Top of INPUT DATA

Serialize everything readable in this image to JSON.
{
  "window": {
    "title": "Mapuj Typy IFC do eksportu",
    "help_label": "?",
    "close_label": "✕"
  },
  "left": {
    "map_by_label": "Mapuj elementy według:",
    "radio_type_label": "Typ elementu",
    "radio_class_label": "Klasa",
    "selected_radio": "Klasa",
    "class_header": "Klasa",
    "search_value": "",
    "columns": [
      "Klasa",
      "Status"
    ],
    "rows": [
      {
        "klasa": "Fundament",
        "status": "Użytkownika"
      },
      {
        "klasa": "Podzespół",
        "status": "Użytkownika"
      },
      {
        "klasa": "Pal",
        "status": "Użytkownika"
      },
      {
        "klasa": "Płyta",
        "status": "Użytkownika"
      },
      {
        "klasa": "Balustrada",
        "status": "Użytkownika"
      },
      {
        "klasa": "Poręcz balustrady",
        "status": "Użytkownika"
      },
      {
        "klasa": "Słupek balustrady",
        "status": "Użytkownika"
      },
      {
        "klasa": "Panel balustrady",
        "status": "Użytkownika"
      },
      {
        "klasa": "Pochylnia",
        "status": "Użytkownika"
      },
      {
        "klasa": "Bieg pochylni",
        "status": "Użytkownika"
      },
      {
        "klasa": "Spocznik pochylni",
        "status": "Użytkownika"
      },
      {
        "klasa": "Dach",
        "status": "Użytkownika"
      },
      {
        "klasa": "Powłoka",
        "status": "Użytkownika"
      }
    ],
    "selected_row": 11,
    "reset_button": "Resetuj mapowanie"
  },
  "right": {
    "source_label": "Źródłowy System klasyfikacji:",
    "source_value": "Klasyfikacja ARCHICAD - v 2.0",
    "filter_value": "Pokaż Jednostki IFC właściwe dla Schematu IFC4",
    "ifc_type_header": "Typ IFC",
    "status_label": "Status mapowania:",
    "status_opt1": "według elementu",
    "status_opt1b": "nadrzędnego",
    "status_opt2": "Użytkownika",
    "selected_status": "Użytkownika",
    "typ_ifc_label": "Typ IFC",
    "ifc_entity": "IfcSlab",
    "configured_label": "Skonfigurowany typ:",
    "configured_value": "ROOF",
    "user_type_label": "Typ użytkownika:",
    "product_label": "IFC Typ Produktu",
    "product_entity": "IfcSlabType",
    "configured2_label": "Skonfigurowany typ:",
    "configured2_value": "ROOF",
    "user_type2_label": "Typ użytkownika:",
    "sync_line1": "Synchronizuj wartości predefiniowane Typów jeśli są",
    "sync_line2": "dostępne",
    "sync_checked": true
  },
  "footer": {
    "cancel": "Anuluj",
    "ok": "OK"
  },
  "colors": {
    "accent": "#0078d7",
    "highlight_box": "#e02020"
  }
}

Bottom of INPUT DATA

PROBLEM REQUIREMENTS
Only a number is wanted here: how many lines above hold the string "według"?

EXERCISE ANSWER
2